G1 - Engineering Sciences
Foci - Fluid mechanics, Biofluids
- 1 Final Project: Cholesteric Liquid Crystal Shear Response
- 1.1 Abstract
- 1.2 Introduction
- 1.3 Droplet Size and Shape
- 1.4 Interfacial Interactions
- 1.5 Background on Shear response?
- 1.6 Conclusion
Final Project: Cholesteric Liquid Crystal Shear Response
To understand a little bit more about the dynamics of liquid crystals and their response to shear stress in different known configurations: liquid crystal coating and partially exposed polymer dispersed liquid crystals (PEPDLCs).
Liquid Crystals (LCs)
Most people know the three main phases of materials: solid, liquid and gaseous. However, things are a little more complicated upon a more detailed inspection. For some materials as they melt (go from solid or crystalline phase to a liquid phase) they undergo more than a single transition in properties.
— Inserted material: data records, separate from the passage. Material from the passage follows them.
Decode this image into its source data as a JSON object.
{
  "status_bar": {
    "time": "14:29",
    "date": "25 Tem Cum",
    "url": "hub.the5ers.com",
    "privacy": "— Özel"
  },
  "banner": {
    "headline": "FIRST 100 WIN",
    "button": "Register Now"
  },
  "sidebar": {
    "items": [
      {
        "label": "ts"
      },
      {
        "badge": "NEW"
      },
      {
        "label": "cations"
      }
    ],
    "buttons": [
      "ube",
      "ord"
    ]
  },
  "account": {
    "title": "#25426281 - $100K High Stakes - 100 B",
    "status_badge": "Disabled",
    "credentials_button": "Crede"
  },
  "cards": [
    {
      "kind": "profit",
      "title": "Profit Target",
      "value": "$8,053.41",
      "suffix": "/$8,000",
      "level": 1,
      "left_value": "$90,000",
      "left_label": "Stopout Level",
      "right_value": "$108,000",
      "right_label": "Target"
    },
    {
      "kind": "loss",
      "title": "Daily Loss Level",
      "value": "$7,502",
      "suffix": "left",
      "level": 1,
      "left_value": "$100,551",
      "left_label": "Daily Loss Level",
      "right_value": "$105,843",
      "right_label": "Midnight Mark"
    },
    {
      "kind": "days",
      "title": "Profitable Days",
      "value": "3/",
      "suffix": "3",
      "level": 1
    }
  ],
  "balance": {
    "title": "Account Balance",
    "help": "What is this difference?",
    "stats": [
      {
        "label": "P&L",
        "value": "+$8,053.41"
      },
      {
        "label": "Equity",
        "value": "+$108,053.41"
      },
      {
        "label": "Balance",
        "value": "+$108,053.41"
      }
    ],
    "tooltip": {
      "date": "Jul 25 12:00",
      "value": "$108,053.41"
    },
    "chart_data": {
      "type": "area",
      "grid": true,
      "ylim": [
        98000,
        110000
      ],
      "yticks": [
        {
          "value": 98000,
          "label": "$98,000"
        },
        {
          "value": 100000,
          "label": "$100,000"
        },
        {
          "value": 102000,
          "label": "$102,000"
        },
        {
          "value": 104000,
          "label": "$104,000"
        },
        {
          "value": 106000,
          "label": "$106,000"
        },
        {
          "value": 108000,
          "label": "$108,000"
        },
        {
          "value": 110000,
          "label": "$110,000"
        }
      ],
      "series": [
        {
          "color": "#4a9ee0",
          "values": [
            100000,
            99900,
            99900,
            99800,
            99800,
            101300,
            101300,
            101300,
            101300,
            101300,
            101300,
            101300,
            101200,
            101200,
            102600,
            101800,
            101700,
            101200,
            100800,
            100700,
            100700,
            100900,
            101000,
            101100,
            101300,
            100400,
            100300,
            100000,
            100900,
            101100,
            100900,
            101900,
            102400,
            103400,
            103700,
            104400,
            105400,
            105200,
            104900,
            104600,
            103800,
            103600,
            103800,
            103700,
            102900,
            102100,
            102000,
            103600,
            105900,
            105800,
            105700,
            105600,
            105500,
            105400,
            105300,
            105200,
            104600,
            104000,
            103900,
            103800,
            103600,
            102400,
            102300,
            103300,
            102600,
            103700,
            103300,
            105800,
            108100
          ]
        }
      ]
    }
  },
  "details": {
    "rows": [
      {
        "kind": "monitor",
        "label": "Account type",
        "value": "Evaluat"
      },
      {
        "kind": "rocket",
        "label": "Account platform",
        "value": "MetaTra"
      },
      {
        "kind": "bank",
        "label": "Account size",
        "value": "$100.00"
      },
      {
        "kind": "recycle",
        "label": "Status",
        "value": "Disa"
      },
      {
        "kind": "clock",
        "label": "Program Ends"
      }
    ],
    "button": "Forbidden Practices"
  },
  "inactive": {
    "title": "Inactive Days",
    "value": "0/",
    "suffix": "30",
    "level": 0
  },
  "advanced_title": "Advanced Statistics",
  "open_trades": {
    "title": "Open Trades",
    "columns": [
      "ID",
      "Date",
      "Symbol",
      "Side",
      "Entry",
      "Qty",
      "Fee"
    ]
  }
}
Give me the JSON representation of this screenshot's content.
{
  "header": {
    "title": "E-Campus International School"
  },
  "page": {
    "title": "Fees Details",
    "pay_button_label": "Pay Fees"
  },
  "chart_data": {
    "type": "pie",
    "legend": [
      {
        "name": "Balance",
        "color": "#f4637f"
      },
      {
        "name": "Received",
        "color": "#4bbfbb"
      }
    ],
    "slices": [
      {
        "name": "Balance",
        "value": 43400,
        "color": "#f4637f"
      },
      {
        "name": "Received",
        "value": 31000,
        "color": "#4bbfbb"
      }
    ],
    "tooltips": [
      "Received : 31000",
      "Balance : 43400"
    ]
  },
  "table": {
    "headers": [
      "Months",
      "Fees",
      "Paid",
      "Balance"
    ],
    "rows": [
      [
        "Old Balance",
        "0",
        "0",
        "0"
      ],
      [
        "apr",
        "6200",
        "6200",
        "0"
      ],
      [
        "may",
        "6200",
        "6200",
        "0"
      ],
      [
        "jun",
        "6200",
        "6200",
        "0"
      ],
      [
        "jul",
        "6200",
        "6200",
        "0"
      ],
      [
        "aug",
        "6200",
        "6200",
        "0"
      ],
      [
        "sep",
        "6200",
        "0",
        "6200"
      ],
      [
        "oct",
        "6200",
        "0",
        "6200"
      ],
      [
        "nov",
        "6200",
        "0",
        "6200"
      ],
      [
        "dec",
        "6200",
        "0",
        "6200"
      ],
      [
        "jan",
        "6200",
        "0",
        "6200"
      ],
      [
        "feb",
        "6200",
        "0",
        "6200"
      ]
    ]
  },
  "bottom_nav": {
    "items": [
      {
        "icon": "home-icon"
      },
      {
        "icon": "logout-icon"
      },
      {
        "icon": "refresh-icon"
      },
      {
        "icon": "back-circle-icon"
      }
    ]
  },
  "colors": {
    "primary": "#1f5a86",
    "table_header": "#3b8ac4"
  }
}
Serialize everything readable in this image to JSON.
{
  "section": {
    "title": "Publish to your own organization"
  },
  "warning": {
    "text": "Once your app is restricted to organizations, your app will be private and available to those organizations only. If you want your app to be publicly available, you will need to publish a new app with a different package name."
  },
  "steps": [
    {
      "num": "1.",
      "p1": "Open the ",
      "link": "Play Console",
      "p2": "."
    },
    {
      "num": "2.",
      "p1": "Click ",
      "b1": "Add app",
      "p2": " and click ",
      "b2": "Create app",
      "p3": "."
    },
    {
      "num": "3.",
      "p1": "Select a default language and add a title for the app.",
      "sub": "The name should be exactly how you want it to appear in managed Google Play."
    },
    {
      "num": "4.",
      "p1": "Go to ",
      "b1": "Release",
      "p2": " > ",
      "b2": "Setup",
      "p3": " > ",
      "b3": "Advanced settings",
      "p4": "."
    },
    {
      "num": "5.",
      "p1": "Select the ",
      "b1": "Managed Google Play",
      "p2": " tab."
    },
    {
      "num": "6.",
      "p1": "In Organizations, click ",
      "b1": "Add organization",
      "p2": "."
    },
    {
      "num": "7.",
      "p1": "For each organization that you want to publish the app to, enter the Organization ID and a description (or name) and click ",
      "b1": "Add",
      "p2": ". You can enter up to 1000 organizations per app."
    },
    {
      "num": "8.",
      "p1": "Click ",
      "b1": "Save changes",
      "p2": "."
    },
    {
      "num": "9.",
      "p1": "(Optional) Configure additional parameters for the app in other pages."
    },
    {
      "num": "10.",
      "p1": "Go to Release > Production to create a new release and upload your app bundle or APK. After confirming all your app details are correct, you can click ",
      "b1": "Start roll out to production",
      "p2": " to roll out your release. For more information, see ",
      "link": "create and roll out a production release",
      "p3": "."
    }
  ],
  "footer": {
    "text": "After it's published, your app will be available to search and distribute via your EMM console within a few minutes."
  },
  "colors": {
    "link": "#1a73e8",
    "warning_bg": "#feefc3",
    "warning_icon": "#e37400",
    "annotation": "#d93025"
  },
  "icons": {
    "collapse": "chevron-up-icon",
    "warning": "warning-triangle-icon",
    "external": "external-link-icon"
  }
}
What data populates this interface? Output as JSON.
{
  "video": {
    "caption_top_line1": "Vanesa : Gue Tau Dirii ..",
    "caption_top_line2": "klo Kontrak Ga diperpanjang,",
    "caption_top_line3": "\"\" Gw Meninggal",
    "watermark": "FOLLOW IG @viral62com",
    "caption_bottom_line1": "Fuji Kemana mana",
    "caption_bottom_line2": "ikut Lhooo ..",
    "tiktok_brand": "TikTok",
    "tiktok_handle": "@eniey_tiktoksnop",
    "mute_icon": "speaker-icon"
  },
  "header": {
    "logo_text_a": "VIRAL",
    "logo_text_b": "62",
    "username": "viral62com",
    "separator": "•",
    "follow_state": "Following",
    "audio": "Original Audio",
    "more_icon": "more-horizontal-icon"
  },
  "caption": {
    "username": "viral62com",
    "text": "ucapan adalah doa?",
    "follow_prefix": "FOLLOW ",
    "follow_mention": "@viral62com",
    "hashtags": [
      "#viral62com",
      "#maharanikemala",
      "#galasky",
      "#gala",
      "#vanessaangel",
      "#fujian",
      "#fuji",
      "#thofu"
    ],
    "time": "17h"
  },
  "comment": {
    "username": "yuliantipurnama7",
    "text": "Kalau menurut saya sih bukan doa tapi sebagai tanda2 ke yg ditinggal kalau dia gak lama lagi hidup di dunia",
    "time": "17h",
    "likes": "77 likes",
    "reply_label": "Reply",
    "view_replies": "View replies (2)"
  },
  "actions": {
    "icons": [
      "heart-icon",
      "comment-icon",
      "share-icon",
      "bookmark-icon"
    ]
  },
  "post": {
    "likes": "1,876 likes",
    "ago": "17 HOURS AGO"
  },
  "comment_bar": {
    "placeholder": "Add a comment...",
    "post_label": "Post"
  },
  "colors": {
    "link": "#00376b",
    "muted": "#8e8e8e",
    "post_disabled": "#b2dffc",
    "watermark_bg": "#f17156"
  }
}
These intermediate phases are known as liquid crystals where the material exhibits certain crystal-like properties and liquid like properties. This can be described by the way liquid crystals order themselves.
Crystalline structures are characterized by a rigid three dimensional structure where the molecules or atoms are relatively fixed with respect to one another. In contrast, an isotropic liquid has no such structure. Molecules and atoms in this phase move freely past each other and bounce into one another. So in between these two phases one would expect some kind of order and some kind of disorder. DeGennes and Prost (1993, p.1-2) define the three known liquid crystal phases in a convenient manner:
Nematic liquid crystals are anisotropic liquids in that their density changes differently in perpendicular directions.
An important section of this phase is the chiral nematic phase whose adjacent layers are on a slight angle with each other.
Smectic liquid crystals have one dimensional order in three dimensions.
Columnar liquid crystals have two dimensional order in three dimensions.
This is a most basic definition. More information is available on this wiki as well.Phase_transitions_in_liquid_crystals
Liquid crystals are know to respond to many stimuli including light, electrical, magnetic, thermal and most relevant to this report shear stress.
In the case of chiral nematic liquid crystals over their different layers they form sort of helical shapes. When a shear is applied to these they deform and untwist slightly. This untwisting changes coupled with a property called birefringence (having two distinct indicies of refraction) can cause changes in incident light which can be measured as a color or intensity change.
Polymer Dispersed Liquid Crystals (PDLCs)
Definition: Polymer dispersed liquid crystals are liquid crystal droplets (of varying shapes and sizes) distributed in a sold polymer matrix. The goal of this material is to contain the liquid crystals (LCs) in discrete domains. Since LCs are a liquid they can and do flow which is a potential which is detrimental for certain technologies. For example, liquid crystal display (computer monitor or television); If the LCs move within the display the picture would not be very consistent.
However, Introducing a polymer matrix creates many challenges in understanding the dynamics of the LCs and their response to different stimuli including the following:
- Creating uniform droplets throughout matrix
- Curved surfaces of polymer matrix interacting with LCs
- Flow of LCs through polymer matrix depending on local structure and proximity of droplets
- Getting all droplets to have a uniform alignment
Partially Exposed Polymer Dispersed Liquid Crystals (PEPDLCs)
Droplet Size and Shape
Background on Shear response?
Size and shape differences of droplets of polymer dispersed liquid crystals that are knife-bladed onto a surface versus sprayed.
Shear response dependence on pore size and shape - Some sort of scaling?
Pore dynamics versus flat surface under shear stress, stresses at boundaries of pores
How do cholesteric liquid crystals attach to a glass surface?
Why is polystyrene used in PEPDLC? -Material interactions -interfacial/adhesion forces
Keep track of forces and length scales -bulk vs. boundaries